- [Dataset]
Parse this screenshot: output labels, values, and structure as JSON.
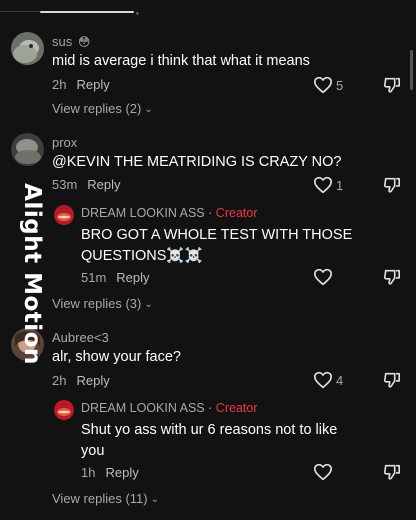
{
  "watermark": "Alight Motion",
  "comments": [
    {
      "author": "sus",
      "author_emoji": "😳",
      "text": "mid is average i think that what it means",
      "time": "2h",
      "reply_label": "Reply",
      "likes": "5",
      "view_replies": "View replies (2)"
    },
    {
      "author": "prox",
      "text": "@KEVIN THE MEATRIDING IS CRAZY NO?",
      "time": "53m",
      "reply_label": "Reply",
      "likes": "1",
      "reply": {
        "author": "DREAM LOOKIN ASS",
        "separator": "·",
        "creator_label": "Creator",
        "text_line1": "BRO GOT A WHOLE TEST WITH THOSE",
        "text_line2": "QUESTIONS☠️☠️",
        "time": "51m",
        "reply_label": "Reply"
      },
      "view_replies": "View replies (3)"
    },
    {
      "author": "Aubree<3",
      "text": "alr, show your face?",
      "time": "2h",
      "reply_label": "Reply",
      "likes": "4",
      "reply": {
        "author": "DREAM LOOKIN ASS",
        "separator": "·",
        "creator_label": "Creator",
        "text_line1": "Shut yo ass with ur 6 reasons not to like",
        "text_line2": "you",
        "time": "1h",
        "reply_label": "Reply"
      },
      "view_replies": "View replies (11)"
    }
  ],
  "icons": {
    "like": "heart-outline-icon",
    "dislike": "thumbs-down-icon",
    "expand": "chevron-down-icon"
  },
  "colors": {
    "background": "#121212",
    "creator": "#f0344a",
    "secondary_text": "#a8a8a8"
  }
}
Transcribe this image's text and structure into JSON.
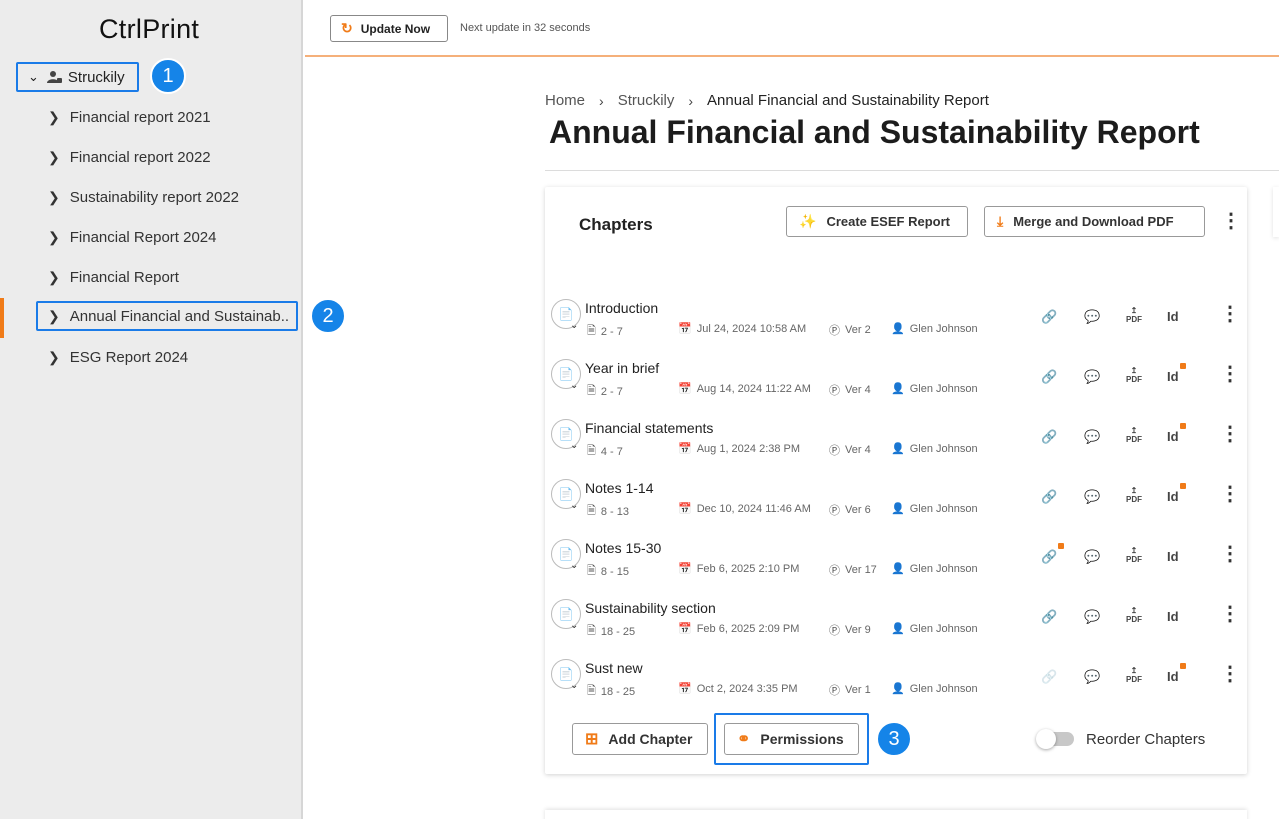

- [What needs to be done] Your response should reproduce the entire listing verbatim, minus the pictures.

- [Task output]
Parse this screenshot: output labels, values, and structure as JSON.
{
  "watermark": "Alight Motion",
  "comments": [
    {
      "author": "sus",
      "author_emoji": "😳",
      "text": "mid is average i think that what it means",
      "time": "2h",
      "reply_label": "Reply",
      "likes": "5",
      "view_replies": "View replies (2)"
    },
    {
      "author": "prox",
      "text": "@KEVIN THE MEATRIDING IS CRAZY NO?",
      "time": "53m",
      "reply_label": "Reply",
      "likes": "1",
      "reply": {
        "author": "DREAM LOOKIN ASS",
        "separator": "·",
        "creator_label": "Creator",
        "text_line1": "BRO GOT A WHOLE TEST WITH THOSE",
        "text_line2": "QUESTIONS☠️☠️",
        "time": "51m",
        "reply_label": "Reply"
      },
      "view_replies": "View replies (3)"
    },
    {
      "author": "Aubree<3",
      "text": "alr, show your face?",
      "time": "2h",
      "reply_label": "Reply",
      "likes": "4",
      "reply": {
        "author": "DREAM LOOKIN ASS",
        "separator": "·",
        "creator_label": "Creator",
        "text_line1": "Shut yo ass with ur 6 reasons not to like",
        "text_line2": "you",
        "time": "1h",
        "reply_label": "Reply"
      },
      "view_replies": "View replies (11)"
    }
  ],
  "icons": {
    "like": "heart-outline-icon",
    "dislike": "thumbs-down-icon",
    "expand": "chevron-down-icon"
  },
  "colors": {
    "background": "#121212",
    "creator": "#f0344a",
    "secondary_text": "#a8a8a8"
  }
}
Transcribe this image's text and structure into JSON.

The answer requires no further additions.